### [What you are asked to do]
Every line below that holds the string "title" should be copied.
++++++
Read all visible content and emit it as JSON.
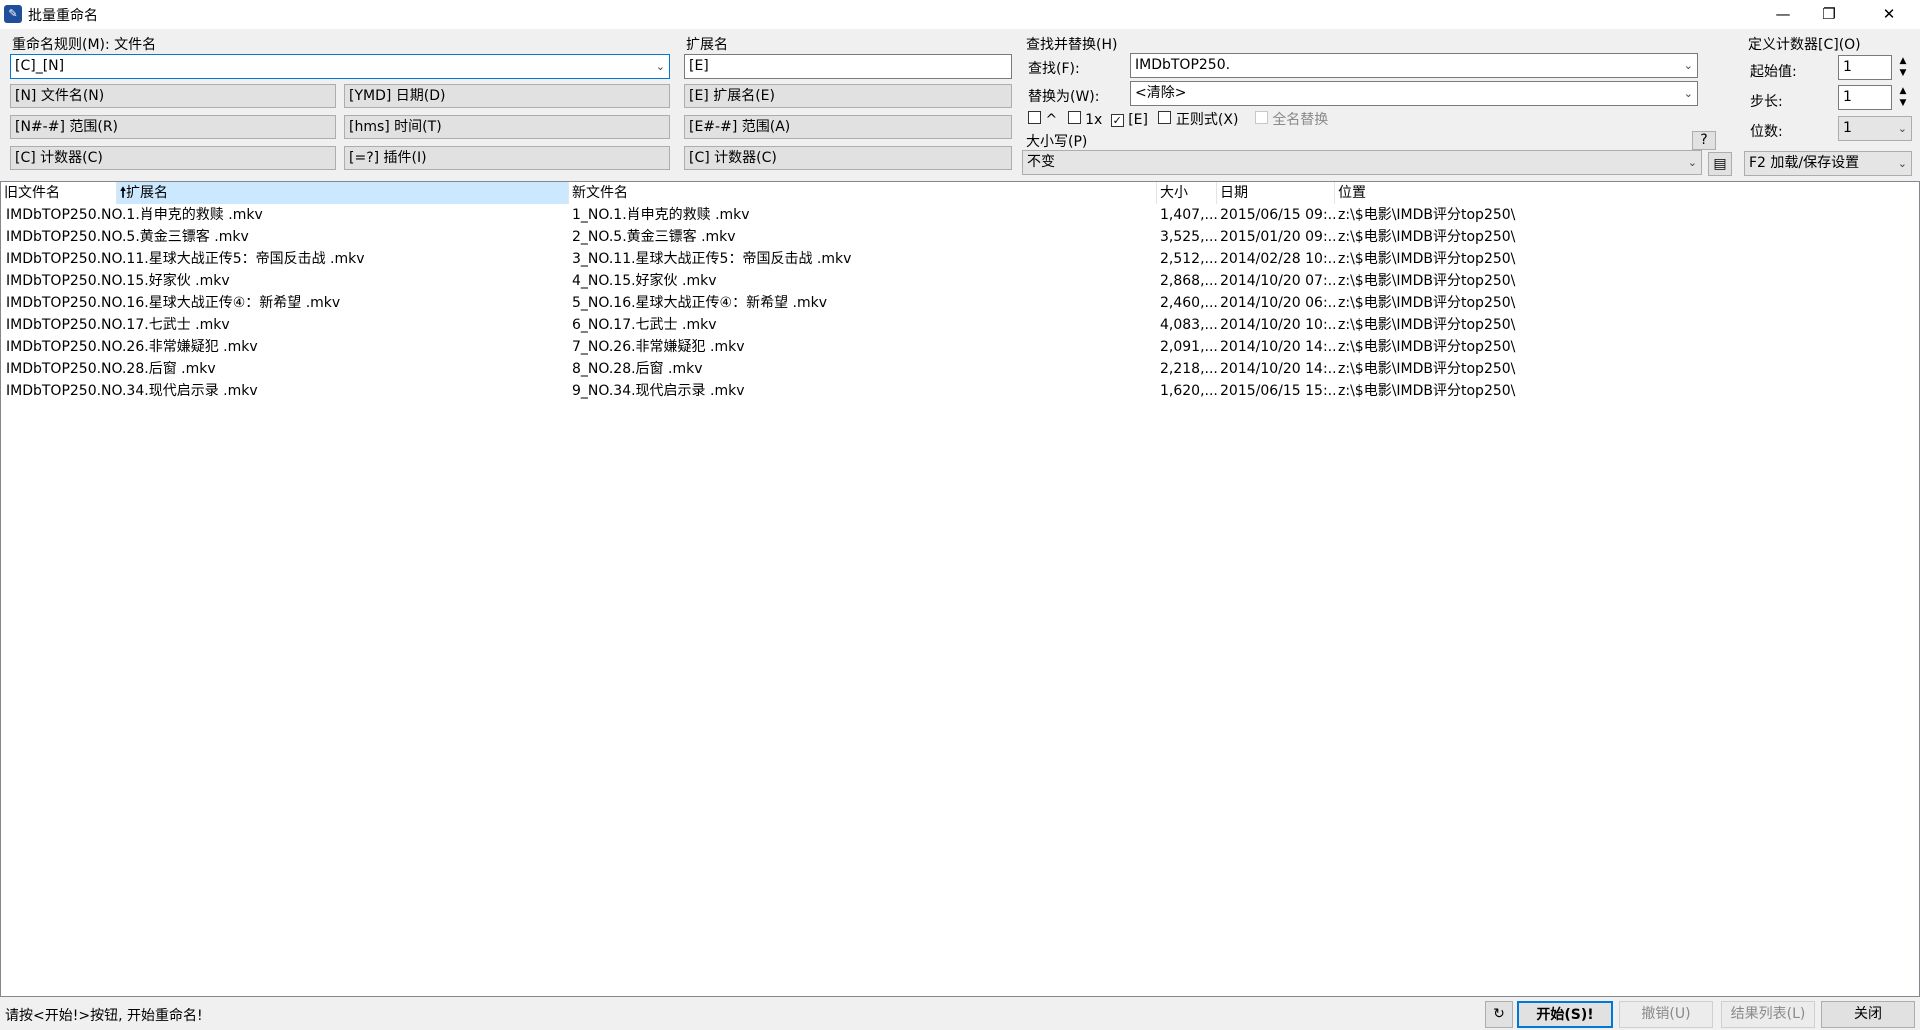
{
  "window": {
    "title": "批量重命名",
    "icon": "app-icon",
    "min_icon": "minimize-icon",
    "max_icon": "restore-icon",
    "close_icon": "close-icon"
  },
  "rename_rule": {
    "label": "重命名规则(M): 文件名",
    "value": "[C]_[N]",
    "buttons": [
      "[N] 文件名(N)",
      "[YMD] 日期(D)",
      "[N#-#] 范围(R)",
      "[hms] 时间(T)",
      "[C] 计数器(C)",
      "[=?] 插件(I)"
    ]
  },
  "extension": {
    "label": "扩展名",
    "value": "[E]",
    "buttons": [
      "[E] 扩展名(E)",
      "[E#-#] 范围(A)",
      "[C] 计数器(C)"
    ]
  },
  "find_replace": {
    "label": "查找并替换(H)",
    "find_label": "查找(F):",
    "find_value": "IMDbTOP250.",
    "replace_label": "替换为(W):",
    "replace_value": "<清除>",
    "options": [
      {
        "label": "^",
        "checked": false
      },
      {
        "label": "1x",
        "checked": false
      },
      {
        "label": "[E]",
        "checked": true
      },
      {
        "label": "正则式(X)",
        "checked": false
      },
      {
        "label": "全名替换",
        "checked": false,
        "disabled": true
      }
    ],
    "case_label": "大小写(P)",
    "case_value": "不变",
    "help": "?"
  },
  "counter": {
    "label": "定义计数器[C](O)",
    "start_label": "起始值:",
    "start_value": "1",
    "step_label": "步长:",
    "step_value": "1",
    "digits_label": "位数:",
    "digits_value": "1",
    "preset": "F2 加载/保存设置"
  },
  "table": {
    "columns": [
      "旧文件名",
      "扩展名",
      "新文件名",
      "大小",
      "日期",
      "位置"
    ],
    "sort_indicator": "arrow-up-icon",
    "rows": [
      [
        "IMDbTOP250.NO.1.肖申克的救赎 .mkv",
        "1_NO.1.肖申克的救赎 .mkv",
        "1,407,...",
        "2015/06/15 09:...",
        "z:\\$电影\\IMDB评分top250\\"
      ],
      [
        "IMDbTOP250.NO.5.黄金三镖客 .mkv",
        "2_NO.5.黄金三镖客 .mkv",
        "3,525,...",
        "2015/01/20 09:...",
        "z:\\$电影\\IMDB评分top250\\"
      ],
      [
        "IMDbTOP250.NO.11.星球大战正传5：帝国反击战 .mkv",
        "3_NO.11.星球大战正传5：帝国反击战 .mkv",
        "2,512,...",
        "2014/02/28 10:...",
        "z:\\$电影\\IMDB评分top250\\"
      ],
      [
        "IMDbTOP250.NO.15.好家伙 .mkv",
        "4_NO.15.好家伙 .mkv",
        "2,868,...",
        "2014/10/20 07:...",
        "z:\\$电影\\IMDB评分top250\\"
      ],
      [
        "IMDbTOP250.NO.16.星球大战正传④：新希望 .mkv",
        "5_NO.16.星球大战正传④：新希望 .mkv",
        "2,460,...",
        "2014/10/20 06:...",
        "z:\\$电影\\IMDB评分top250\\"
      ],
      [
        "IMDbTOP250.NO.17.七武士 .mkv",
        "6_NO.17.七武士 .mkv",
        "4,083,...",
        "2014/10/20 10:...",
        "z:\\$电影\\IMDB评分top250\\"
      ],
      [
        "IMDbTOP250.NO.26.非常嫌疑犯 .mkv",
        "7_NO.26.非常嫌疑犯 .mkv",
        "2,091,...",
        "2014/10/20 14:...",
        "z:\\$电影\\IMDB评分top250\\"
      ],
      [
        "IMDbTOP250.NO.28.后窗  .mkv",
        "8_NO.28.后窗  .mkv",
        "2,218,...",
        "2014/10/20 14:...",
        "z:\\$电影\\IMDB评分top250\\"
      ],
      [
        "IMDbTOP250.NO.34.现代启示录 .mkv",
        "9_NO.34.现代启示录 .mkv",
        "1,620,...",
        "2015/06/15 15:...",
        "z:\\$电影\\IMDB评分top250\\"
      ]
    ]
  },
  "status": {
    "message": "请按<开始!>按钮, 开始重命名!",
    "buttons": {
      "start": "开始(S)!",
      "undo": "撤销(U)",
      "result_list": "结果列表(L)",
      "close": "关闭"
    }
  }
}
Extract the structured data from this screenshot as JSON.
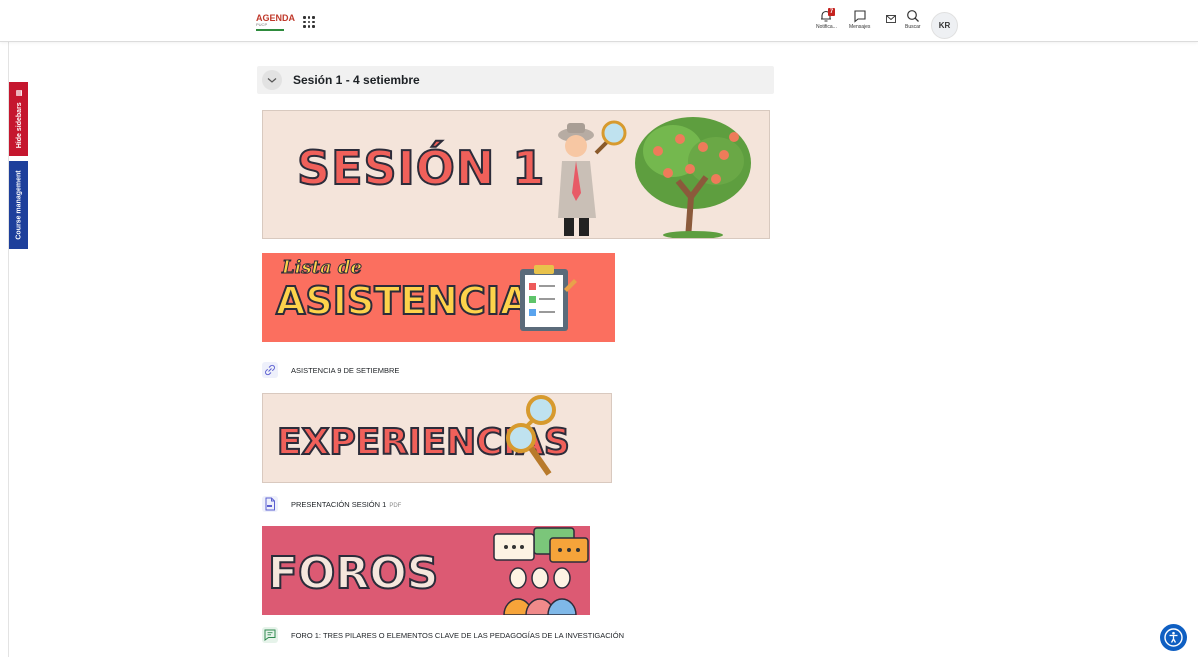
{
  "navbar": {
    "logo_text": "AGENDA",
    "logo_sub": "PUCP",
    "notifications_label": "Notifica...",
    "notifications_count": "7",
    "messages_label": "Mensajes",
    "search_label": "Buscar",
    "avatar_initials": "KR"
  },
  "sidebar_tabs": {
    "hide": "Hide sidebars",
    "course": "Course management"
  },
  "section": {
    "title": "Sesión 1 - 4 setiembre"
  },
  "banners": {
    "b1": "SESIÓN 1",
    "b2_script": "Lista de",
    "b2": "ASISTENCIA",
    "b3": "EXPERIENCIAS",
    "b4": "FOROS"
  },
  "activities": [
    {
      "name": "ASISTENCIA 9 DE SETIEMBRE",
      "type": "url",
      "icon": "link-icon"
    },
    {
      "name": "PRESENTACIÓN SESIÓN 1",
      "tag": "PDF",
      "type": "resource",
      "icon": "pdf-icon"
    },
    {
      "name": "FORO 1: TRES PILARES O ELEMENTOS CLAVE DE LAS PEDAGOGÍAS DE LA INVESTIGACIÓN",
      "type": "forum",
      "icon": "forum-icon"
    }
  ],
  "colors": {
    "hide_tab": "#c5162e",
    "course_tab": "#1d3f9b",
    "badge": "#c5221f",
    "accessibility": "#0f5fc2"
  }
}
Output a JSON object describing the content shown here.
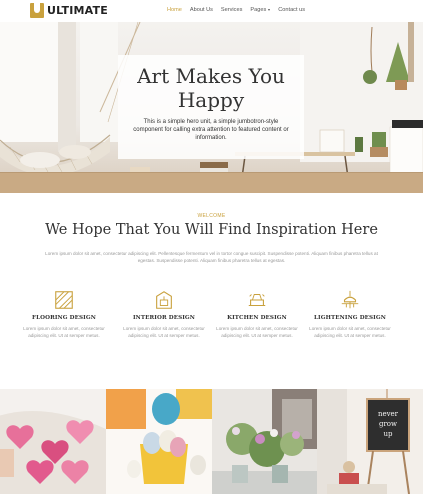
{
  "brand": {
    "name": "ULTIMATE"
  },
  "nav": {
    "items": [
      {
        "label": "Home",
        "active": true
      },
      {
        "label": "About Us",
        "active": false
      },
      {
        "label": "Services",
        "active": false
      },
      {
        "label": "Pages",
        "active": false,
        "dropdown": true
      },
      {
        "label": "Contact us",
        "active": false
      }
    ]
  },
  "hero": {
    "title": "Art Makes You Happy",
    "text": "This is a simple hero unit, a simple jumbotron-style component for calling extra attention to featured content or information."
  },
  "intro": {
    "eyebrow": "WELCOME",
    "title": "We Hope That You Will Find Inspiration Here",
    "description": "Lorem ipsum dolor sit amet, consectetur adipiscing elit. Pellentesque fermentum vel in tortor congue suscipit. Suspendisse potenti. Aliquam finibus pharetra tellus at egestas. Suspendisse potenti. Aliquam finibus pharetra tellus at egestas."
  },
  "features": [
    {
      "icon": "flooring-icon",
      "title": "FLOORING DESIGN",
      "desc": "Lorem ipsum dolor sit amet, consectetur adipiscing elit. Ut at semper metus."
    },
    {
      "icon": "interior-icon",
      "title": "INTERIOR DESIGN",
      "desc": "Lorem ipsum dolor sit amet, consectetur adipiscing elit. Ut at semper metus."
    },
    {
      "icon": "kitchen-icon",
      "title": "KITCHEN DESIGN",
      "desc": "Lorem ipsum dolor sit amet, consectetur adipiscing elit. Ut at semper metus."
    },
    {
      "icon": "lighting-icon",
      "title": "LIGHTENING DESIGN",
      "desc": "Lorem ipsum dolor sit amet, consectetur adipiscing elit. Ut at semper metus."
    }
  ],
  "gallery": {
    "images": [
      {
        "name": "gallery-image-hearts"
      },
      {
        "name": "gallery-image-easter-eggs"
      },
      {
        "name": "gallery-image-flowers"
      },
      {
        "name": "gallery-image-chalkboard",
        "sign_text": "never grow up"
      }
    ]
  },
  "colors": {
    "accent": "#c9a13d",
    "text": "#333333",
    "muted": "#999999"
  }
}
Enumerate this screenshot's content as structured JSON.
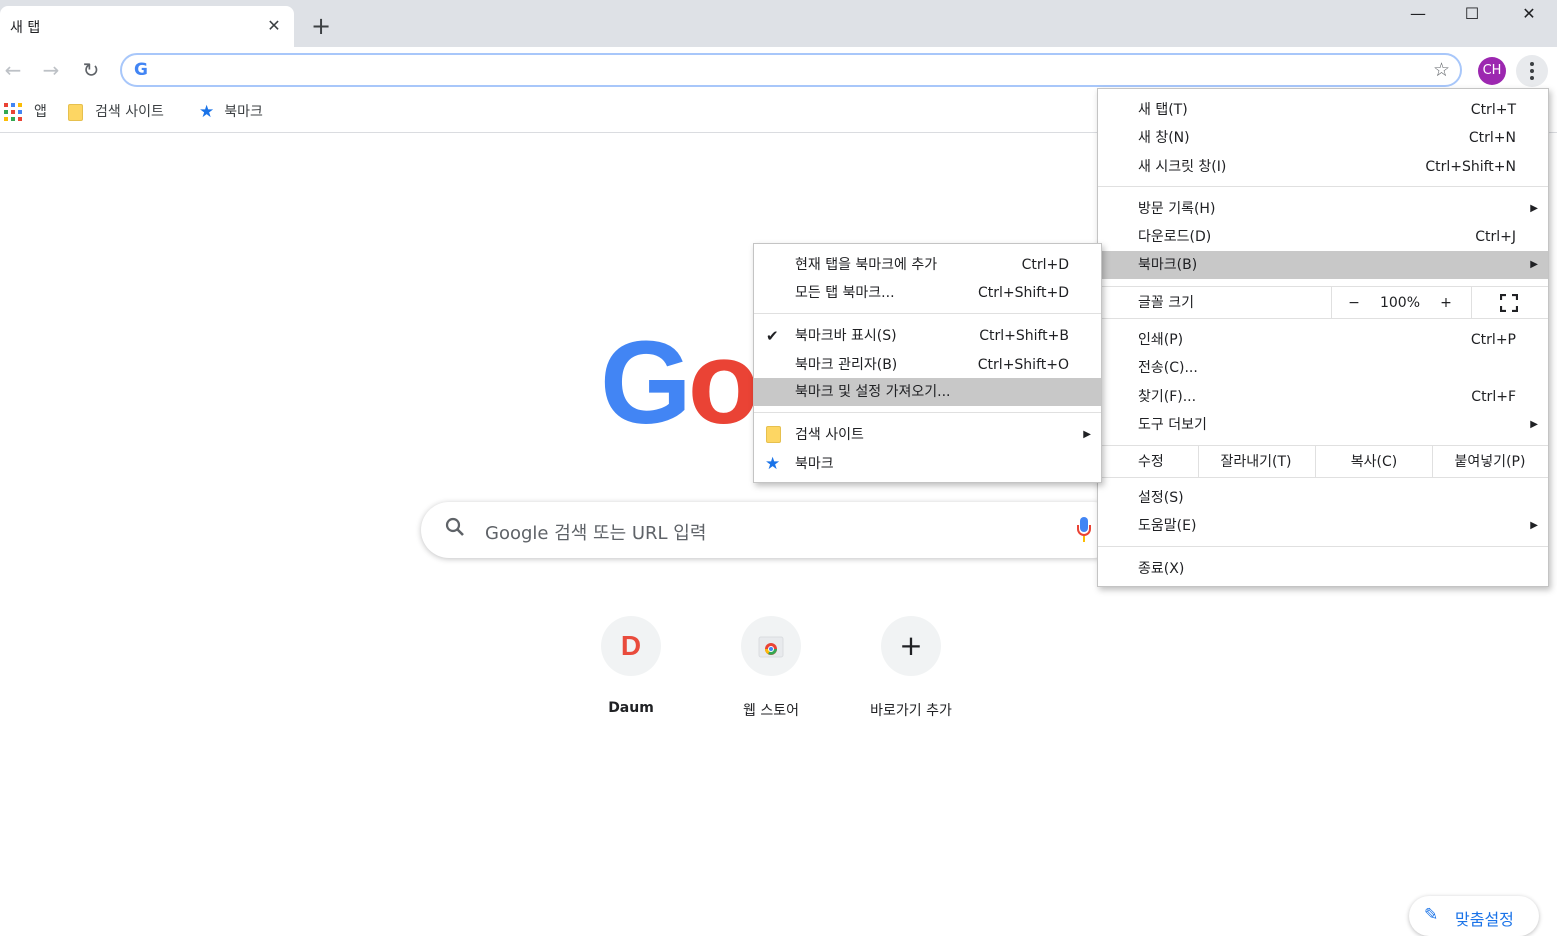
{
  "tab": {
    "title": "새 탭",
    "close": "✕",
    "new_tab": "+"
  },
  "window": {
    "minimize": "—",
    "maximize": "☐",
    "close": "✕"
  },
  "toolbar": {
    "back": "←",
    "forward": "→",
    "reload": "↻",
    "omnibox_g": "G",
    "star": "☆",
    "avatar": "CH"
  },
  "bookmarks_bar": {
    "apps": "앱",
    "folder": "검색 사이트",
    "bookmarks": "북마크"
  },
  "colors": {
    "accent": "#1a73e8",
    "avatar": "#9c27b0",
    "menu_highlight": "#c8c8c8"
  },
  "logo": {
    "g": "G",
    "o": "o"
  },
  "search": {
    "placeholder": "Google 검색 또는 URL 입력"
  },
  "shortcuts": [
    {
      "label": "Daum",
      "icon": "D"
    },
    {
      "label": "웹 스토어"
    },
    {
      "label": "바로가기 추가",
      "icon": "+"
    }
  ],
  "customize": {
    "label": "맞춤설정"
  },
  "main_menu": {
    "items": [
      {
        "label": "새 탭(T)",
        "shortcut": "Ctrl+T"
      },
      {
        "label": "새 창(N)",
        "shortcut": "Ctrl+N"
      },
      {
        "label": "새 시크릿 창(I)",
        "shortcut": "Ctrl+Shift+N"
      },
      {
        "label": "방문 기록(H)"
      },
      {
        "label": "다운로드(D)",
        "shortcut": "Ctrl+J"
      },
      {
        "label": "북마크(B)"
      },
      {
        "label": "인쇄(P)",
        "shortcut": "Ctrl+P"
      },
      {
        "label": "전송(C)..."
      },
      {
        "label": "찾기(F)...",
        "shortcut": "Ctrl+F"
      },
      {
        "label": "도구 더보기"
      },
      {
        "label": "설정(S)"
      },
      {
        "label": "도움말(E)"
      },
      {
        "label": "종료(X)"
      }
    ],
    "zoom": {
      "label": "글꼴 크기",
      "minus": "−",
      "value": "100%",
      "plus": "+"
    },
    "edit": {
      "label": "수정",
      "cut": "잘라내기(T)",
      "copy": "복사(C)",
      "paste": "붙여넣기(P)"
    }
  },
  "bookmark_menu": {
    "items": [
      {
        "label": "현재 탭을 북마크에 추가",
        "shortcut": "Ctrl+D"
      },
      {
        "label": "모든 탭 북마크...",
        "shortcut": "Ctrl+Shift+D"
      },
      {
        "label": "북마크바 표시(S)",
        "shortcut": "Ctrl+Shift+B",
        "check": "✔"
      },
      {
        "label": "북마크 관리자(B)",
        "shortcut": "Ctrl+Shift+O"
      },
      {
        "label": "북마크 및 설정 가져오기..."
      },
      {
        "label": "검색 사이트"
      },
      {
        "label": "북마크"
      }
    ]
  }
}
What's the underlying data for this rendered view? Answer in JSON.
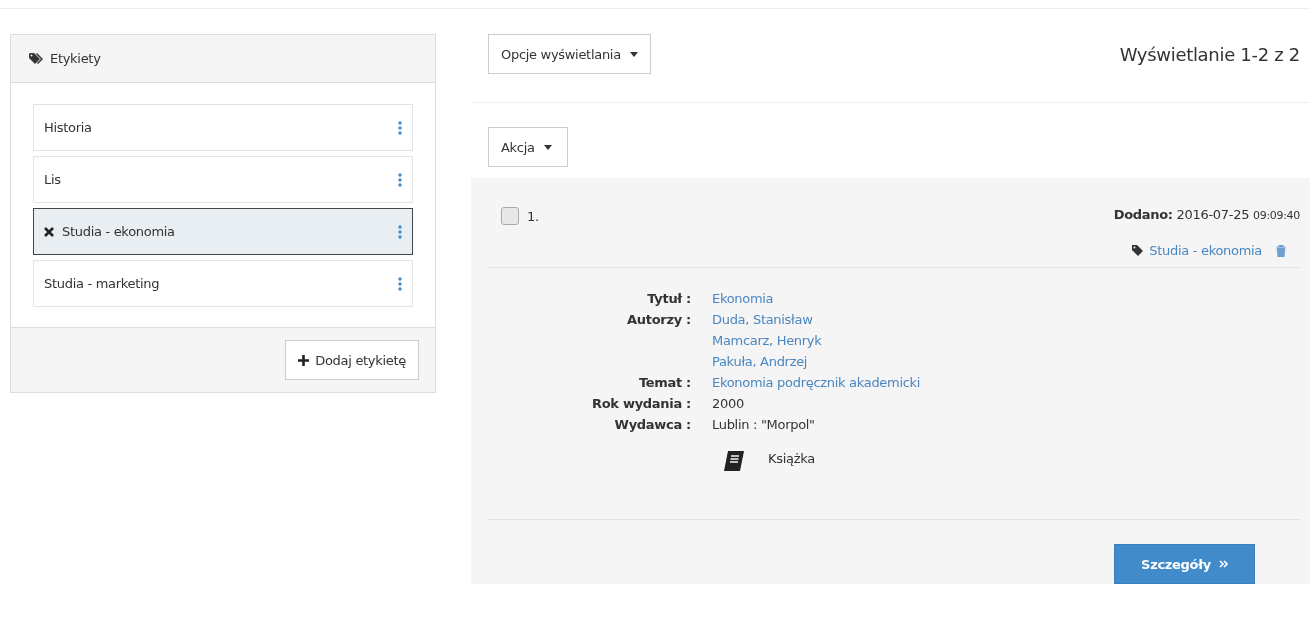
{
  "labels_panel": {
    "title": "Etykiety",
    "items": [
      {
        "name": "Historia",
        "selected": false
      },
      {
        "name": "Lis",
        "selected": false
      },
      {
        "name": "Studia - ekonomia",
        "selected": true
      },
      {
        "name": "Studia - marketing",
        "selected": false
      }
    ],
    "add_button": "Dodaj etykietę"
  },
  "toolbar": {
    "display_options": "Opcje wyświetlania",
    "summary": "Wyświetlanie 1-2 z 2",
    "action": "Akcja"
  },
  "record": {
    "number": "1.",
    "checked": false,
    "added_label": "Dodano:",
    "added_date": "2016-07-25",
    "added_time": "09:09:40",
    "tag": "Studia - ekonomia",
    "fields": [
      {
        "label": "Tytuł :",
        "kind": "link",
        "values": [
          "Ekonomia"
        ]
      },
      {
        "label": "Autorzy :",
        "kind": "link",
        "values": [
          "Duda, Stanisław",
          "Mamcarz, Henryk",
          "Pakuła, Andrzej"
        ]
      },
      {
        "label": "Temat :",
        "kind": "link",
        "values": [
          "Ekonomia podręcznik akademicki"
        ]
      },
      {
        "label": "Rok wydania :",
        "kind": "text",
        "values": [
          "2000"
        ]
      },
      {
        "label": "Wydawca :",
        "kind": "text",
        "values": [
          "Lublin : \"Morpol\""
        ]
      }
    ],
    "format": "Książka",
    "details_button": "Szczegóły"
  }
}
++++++
### [Task response]
    "title": "批量重命名",
    "title": "Sesión 1 - 4 setiembre"
    "title": "Art Makes You Happy",
    "title": "We Hope That You Will Find Inspiration Here",
      "title": "FLOORING DESIGN",
      "title": "INTERIOR DESIGN",
      "title": "KITCHEN DESIGN",
      "title": "LIGHTENING DESIGN",
    "title": "새 탭",
    "title": "Etykiety",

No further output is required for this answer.